Skippy Dies by Paul Murray is one of my all-time favorite novels. The story is set in a Catholic High School for boys in Dublin – which serves as a boarding school for many of the students. One kid, Skippy, dies in the first few pages (this is not a spoiler, obviously, since it is also the title), and this 800 page book recounts the chain of events leading up to his death and then what happens afterward. What isn’t clear from the title and the description is that the novel is hilariously funny. The descriptions of teenage relationships and the dialogue between the kids are heartwarming and heartbreaking at the same time. Then, of course, there are the teachers and the staff who play their own role in the account (the point of view is roughly equal across kids and adults). One character is Carl, a student in the school. He is the drug-dealing psychopath who is in love with the same girl as Skippy. The author does a remarkable job of making this kid both chilling and sympathetic. His inner turmoil and psychological pain is well portrayed – as is his callous and brutal demeanor to his fellow classmates. His is a terrific portrayal.

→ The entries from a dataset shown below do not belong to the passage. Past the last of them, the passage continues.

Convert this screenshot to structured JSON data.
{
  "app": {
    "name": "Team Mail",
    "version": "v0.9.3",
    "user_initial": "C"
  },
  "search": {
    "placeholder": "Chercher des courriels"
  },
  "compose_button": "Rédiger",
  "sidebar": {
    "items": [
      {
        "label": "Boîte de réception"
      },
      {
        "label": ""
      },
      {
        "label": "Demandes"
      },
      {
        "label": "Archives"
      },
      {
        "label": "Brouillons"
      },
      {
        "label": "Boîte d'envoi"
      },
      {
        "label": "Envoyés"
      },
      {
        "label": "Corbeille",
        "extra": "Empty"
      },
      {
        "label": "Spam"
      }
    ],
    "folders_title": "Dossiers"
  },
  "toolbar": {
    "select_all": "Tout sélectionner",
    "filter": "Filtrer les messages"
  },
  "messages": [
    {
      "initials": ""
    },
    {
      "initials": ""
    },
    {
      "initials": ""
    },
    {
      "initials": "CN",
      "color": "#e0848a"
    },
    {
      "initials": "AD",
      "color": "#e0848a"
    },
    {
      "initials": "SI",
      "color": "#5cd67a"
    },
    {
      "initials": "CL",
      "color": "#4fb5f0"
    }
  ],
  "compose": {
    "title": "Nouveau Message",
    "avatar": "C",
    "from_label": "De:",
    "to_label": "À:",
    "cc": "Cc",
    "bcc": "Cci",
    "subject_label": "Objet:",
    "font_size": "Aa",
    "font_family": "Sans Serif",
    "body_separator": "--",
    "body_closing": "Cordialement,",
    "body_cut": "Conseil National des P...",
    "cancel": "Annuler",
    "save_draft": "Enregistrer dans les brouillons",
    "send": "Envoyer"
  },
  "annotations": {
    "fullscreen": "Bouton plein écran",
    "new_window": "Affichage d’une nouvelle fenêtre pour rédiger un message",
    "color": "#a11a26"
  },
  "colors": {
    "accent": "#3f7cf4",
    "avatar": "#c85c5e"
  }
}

There are likely other great psychopaths in literature, past and present. These three came to mind very quickly, however, and I felt the urge to write about them. When I recall others, I will make a note and return to this topic if people are interested. I don’t know, from my perspective, you can’t get enough fictional psychopaths.